There is one other thing I just love about the monastery - my room. That 8'x10' bedroom really feels like home to me. While I can't really put photos of our cloistered areas on the internet, I can share one of my favorite decorations. Most sisters would consider me a minimalist in terms of what's actually in my room and on my walls. Actually, there is a cross from St. John's Abbey in Collegeville, MN (alma mater) and a wall full of my niece's artwork. Molly is our first-born grandchild and, as such, has had the honor of an entire cinderblock wall. Her very first letter to me is there - written verbatim by her mother. It cracks me up everytime I read it. There are other works of art as well. I can remember Molly's journey this way and mark a place where our journeys meet.

I have to hit Rt. 66 and I 95 now. The quiet in the car will undoubtedly do me good. GOD never fails me when I'm wise enough to ask for help. I will ask for the grace to bear sadness and do the work that needs to be done. And, I'll ask Sister Mary Paul to give strength to her sisters and friends who face the hard work of grief in the days and months ahead. I learned last week that Sister Mary Paul had a favorite hymn written by the Brothers of Weston Priory. The refrain soothes my soul and bring her close in my heart.

"Let it be, yes, let it be!
As you will so let it be done.
Though I do not understand,
GOD will be with me
this I do know!"
Blessings and love to you all...
- Sister Vicki

Tuesday, March 11, 2008

Things I love about the monastery...

I’m at the monastery until Wednesday morning. I expected to be in a planning meeting all day today, but our work went so well yesterday that we finished our agenda. So, I am left with this day – a gift from GOD, to be sure.

Morning Prayer here just feels so right. I closed my eyes to really listen to my sisters’ sing. In LENT we keep silence through breakfast. The prioress is reading to us from Michael Casey’s book, Strangers to the City. After breakfast I decided to take a walk in the chilly morning air and watch the sunrise. My heart is filled with gratitude this morning for all the things I love about Bristow and graciousness of the GOD who gave me a “snow day” in springtime.

Blessings and love to you all…

- Sister Vicki
PS - I'll be "blogging" Monday - Friday, unless I am without internet access.

Monday, March 10, 2008

"And Jesus wept."

I love this gospel. Even though it's Monday and the Church offers a new gospel for our prayer this morning, I am still lost in the bounty of Sunday's scripture - still pondering the many graces of His late return to Bethany.

First, GOD allowed Lazarus to die.

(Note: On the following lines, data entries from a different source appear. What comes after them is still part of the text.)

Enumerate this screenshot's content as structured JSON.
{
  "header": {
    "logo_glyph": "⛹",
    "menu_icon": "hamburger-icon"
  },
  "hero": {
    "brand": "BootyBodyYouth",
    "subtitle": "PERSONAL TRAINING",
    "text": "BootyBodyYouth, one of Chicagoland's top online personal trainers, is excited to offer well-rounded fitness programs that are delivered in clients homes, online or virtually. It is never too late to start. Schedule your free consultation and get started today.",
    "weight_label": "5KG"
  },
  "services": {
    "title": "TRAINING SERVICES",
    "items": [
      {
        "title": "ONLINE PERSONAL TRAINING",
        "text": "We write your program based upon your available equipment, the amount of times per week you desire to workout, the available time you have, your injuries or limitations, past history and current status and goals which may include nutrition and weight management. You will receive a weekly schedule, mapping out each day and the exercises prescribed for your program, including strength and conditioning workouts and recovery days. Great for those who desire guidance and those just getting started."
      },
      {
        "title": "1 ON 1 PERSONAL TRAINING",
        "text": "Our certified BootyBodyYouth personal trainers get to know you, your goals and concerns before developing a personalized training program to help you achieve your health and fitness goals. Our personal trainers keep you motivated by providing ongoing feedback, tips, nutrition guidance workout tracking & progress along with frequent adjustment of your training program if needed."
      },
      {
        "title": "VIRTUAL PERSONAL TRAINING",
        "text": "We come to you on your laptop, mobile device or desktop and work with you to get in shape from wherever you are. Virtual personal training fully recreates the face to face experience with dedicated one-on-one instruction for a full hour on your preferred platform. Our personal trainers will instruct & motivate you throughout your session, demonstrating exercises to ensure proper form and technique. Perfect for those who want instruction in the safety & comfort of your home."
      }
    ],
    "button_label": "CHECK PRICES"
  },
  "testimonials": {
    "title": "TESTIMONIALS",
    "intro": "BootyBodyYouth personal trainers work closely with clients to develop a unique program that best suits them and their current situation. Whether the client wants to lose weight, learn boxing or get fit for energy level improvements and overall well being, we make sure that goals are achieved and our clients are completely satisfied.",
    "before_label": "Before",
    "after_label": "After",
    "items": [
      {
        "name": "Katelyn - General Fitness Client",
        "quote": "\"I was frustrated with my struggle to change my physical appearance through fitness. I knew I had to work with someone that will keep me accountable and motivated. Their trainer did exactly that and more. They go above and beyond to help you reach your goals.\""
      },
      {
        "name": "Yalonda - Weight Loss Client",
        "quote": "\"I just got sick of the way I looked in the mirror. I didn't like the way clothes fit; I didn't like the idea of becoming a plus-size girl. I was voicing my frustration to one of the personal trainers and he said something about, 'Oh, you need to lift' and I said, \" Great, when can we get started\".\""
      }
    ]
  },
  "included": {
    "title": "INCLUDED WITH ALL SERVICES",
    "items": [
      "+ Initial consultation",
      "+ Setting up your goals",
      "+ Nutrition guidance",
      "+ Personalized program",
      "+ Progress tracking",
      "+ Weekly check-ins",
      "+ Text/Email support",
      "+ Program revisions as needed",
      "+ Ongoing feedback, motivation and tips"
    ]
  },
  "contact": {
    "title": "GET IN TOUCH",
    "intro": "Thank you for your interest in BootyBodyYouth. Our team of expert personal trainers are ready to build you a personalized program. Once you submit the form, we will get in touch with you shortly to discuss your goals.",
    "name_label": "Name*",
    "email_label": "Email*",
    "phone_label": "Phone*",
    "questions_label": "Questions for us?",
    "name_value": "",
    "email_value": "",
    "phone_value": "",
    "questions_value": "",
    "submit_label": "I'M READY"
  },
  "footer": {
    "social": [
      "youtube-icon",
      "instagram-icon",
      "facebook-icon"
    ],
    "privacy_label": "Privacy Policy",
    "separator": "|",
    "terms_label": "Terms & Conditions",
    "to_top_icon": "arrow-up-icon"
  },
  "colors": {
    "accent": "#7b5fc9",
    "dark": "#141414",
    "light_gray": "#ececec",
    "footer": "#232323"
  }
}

If Jesus has returned sooner and healed him of his illness, we would not have seen the power of GOD at work through the Son. Second, Jesus wept. The Son of the living GOD cried for his friend forever sanctifying our tears of sorrow and grief. Three simple words - the shortest of scriptures - but what a gift! And last, Martha's expression of faith in the midst of her terrible grief. Our Jewish brothers and sisters have a beautiful liturgical practice. A person who is mourning prays a special prayer in synagogue for one year after the death of a loved one. If there are many grieving, they all stand together. The prayer is an act of praise. Even in the suffering of loss GOD is to be praised and glorified. The mystery of death and resurrection is beyond our understanding. But it is our faith in that mystery that makes the human journey possible - gives meaning even in the face of overwhelming sorrow.

When people we love are taken from us in death, may we trust that GOD has a plan for their blessing - and for ours. May we weep with abandon for ourselves and know that Christ the Lord knows our sorrow. And may we, like Martha, stand firm in our faith even as we struggle to embrace the ultimate mystery of the human condition. Even in our grief may we praise the GOD who raised Lazarus from the dead and promises the very same to each of us through Christ.

Blessings and love to you all...

- Sister Vicki